I kept going back and forth to the hospital every time I “reached that limit” of severe dehydration and every time, I was sent home. Even worse, the doctors were getting frustrated with me! But I didn’t care. I was relentless and determined to find out what was going on even though I was feeling very discouraged.
I wouldn’t give up and decided to see an ENT specialist. The specialist ran tests and said, “I can’t find anything wrong anything wrong within this specialty, but I’m going to tell you, don’t go anywhere else other than straight to the hospital from here.”
Terrified is an understatement to explain what I felt in that moment, but I had to know what was wrong. As soon as I arrived to the hospital, I was processed quickly, got into a room and an MRI was conducted. After few hours, I was admitted.
The neurologist came in and ordered some neurologic tests including a spinal tap. I was immediately given IV steroids. Suddenly, I found myself feeling better each day after receiving the medication.
After four days, I was sent home and told to follow up with the neurologist but not before they told me, I had a lesion on my brainstem. “What did this mean?” As the nurse wheeled me out, she said to me, “eat healthy and maybe the myelin will repair itself”. I asked her, what was going on? What is the diagnosis? They only thing she could tell me was that it looks like multiple sclerosis (MS), but it’s not.

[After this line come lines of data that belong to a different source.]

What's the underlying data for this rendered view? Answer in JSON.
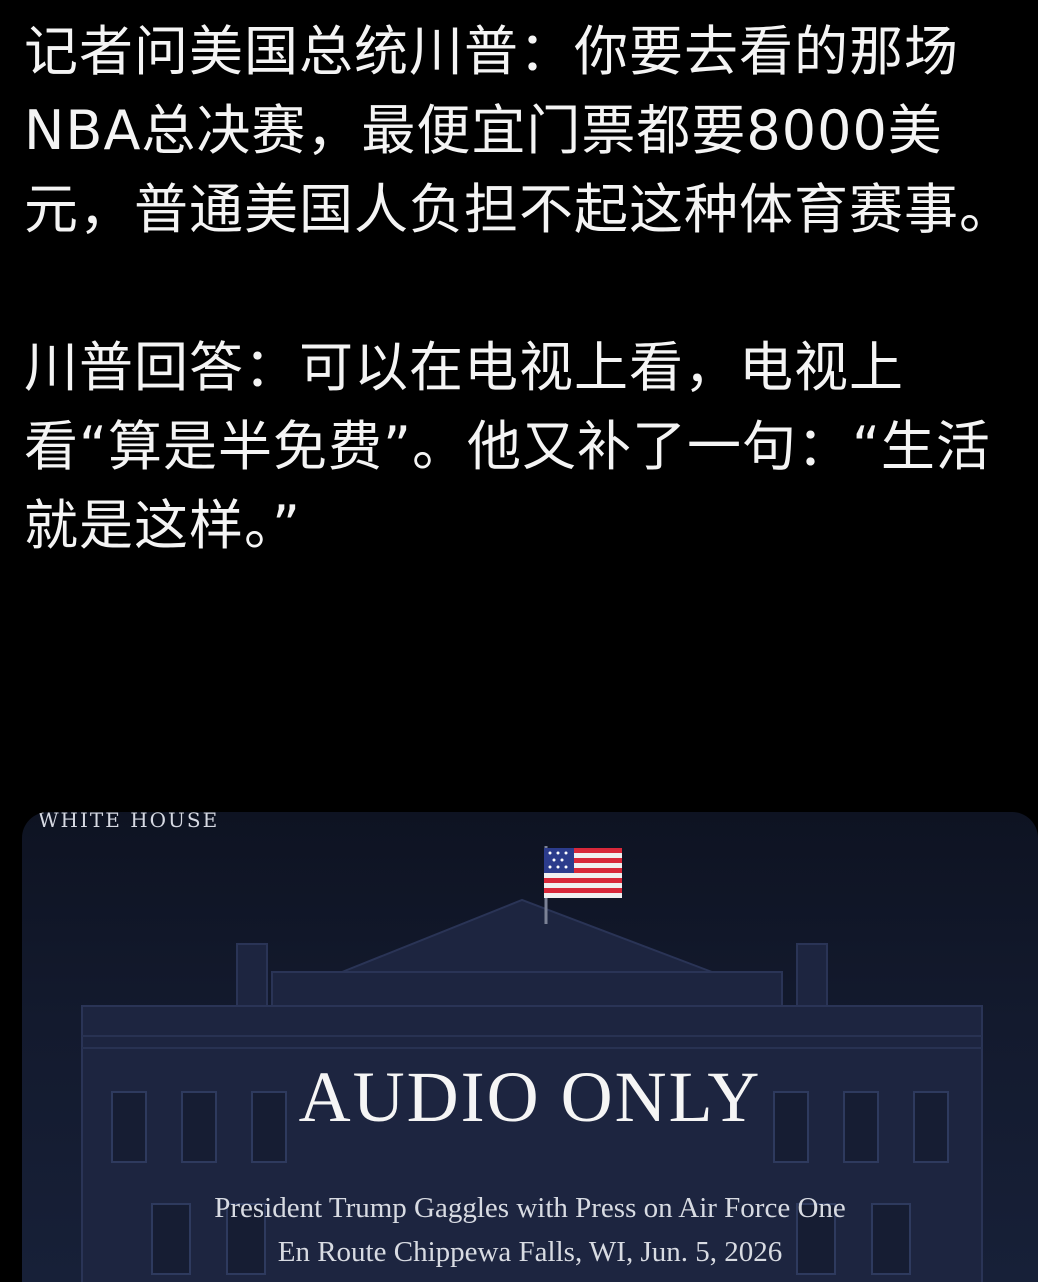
{
  "post": {
    "paragraphs": [
      "记者问美国总统川普：你要去看的那场NBA总决赛，最便宜门票都要8000美元，普通美国人负担不起这种体育赛事。",
      "川普回答：可以在电视上看，电视上看“算是半免费”。他又补了一句：“生活就是这样。”"
    ]
  },
  "media": {
    "logo_text": "WHITE HOUSE",
    "title": "AUDIO ONLY",
    "caption_line1": "President Trump Gaggles with Press on Air Force One",
    "caption_line2": "En Route Chippewa Falls, WI, Jun. 5, 2026",
    "icon": "american-flag-icon"
  },
  "colors": {
    "background": "#000000",
    "text": "#f4f4f4",
    "card_bg": "#131a2e"
  }
}
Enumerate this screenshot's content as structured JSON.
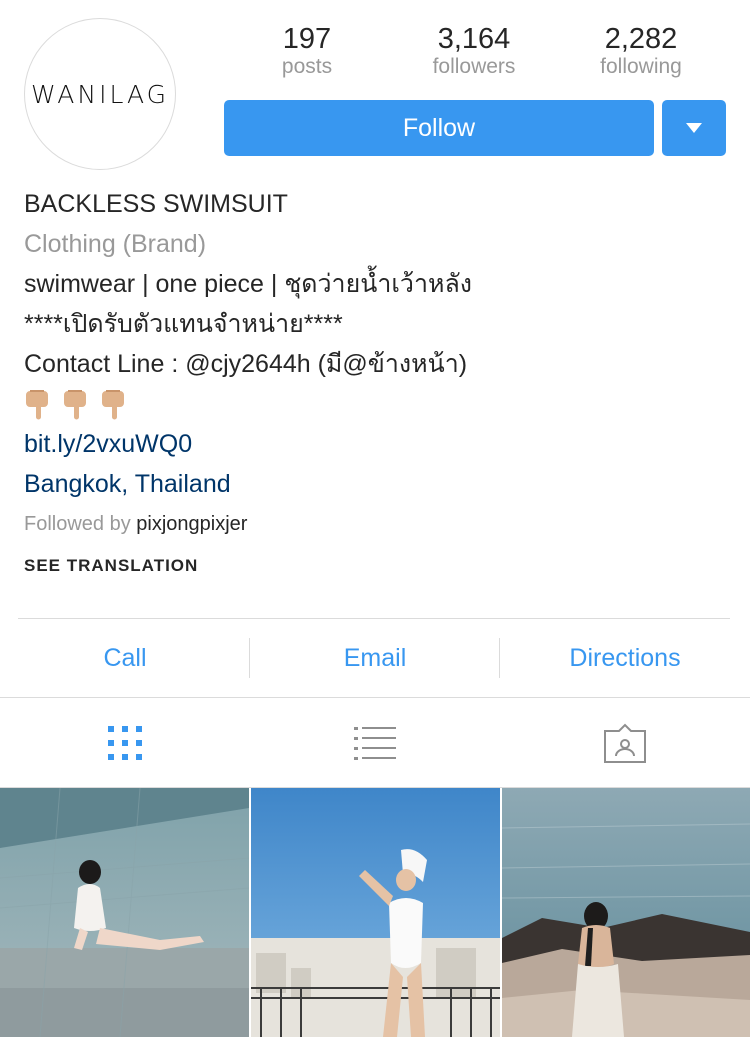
{
  "profile": {
    "avatar_text": "WANILAG",
    "stats": [
      {
        "value": "197",
        "label": "posts"
      },
      {
        "value": "3,164",
        "label": "followers"
      },
      {
        "value": "2,282",
        "label": "following"
      }
    ],
    "follow_label": "Follow",
    "name": "BACKLESS SWIMSUIT",
    "category": "Clothing (Brand)",
    "bio_lines": [
      "swimwear | one piece | ชุดว่ายน้ำเว้าหลัง",
      "****เปิดรับตัวแทนจำหน่าย****",
      "Contact Line : @cjy2644h (มี@ข้างหน้า)"
    ],
    "link": "bit.ly/2vxuWQ0",
    "location": "Bangkok, Thailand",
    "followed_by_prefix": "Followed by",
    "followed_by_user": "pixjongpixjer",
    "see_translation": "SEE TRANSLATION"
  },
  "actions": [
    "Call",
    "Email",
    "Directions"
  ],
  "tabs": [
    "grid-icon",
    "list-icon",
    "tagged-icon"
  ],
  "colors": {
    "accent": "#3897f0",
    "link": "#003569",
    "muted": "#999999"
  }
}
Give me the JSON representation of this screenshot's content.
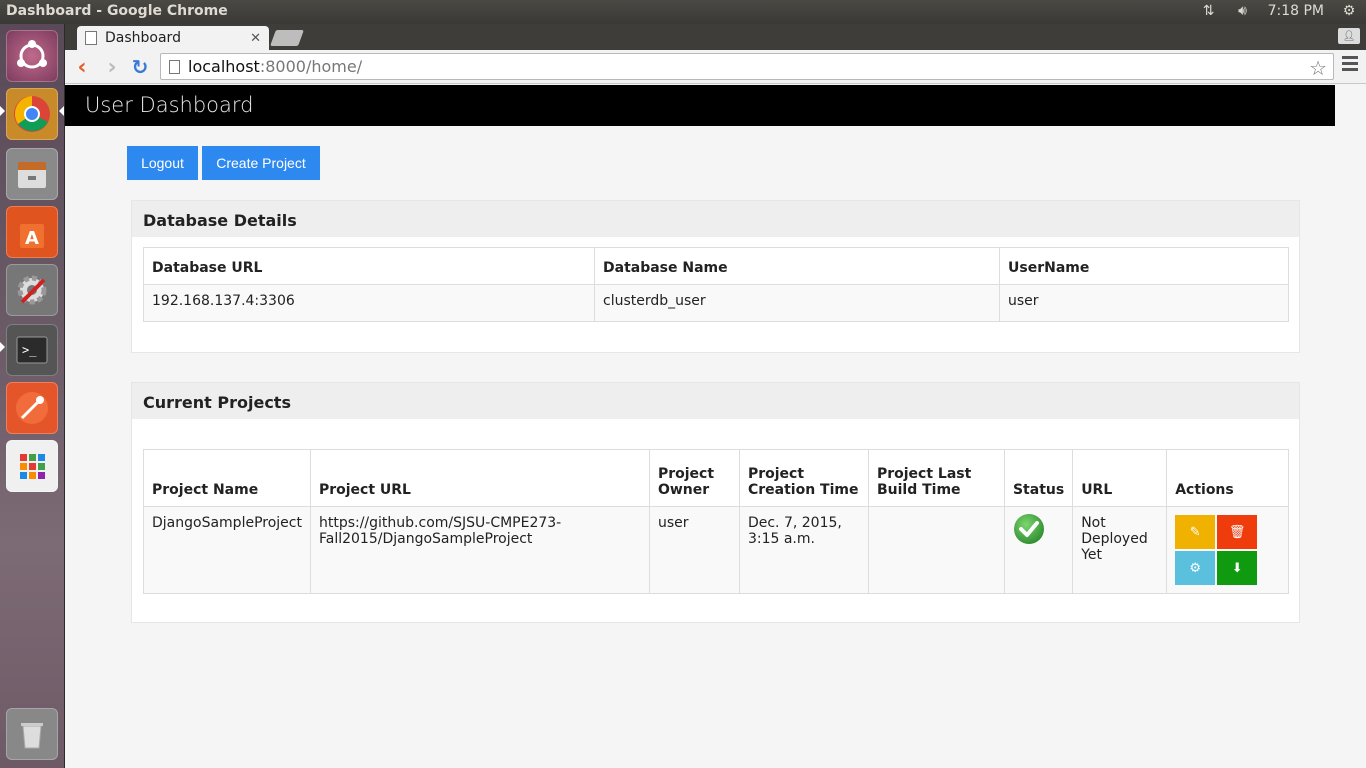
{
  "os": {
    "window_title": "Dashboard - Google Chrome",
    "clock": "7:18 PM"
  },
  "browser": {
    "tab_title": "Dashboard",
    "url_host": "localhost",
    "url_path": ":8000/home/"
  },
  "app": {
    "header_title": "User Dashboard",
    "logout_label": "Logout",
    "create_project_label": "Create Project"
  },
  "database": {
    "heading": "Database Details",
    "columns": [
      "Database URL",
      "Database Name",
      "UserName"
    ],
    "row": [
      "192.168.137.4:3306",
      "clusterdb_user",
      "user"
    ]
  },
  "projects": {
    "heading": "Current Projects",
    "columns": {
      "name": "Project Name",
      "url": "Project URL",
      "owner_l1": "Project",
      "owner_l2": "Owner",
      "created_l1": "Project",
      "created_l2": "Creation Time",
      "build_l1": "Project Last",
      "build_l2": "Build Time",
      "status": "Status",
      "deploy_url": "URL",
      "actions": "Actions"
    },
    "rows": [
      {
        "name": "DjangoSampleProject",
        "url_l1": "https://github.com/SJSU-CMPE273-",
        "url_l2": "Fall2015/DjangoSampleProject",
        "owner": "user",
        "created_l1": "Dec. 7, 2015,",
        "created_l2": "3:15 a.m.",
        "build": "",
        "deploy_l1": "Not",
        "deploy_l2": "Deployed",
        "deploy_l3": "Yet"
      }
    ]
  },
  "colors": {
    "primary_button": "#2d89ef",
    "edit": "#f0b100",
    "delete": "#ef3c0c",
    "settings": "#5bc0de",
    "download": "#109a10",
    "status_ok": "#3aa53a"
  },
  "icons": {
    "status": "check-circle-icon",
    "edit": "edit-icon",
    "delete": "trash-icon",
    "settings": "gear-icon",
    "download": "download-icon"
  }
}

I started panicking.
It was difficult dealing with the anxiety of it all. I could not see due to double vision. I was suffering from severe nerve pain, the worst of it in my face. I couldn’t eat, sleep or walk. Playing the waiting game only made the situation worse.
Finally, I met with the neurologist. She talked to me about the tests that were ordered and the results. I was a bit out of it and had a hard time following where she was going with the conversation. I was expecting to hear what I had been hearing for the past month. Once she finished discussing the test results, she finally said to me,
“You tested positive for the aquaporin-4 (AQP4) antibody. You have a rare disorder called NMO”.
After receiving the diagnosis, I spent a lot of time researching and learning about the rare condition. The attack left me in a wheelchair battling vision issues and chronic pain.
Over time, I came to terms with my reality and decided to not let NMO stand in my way of living a full life. Now, I use my social media presence on Instagram, Facebook, Twitter and TikTok to advocate and educate myself and other people living with chronic illnesses, with a focus on NMO.
I have also built a network of individuals across the world living with NMO for support. I plan to continue my work by spreading awareness, with the hope of finding a cure some day.
My advice to anyone living with NMO is,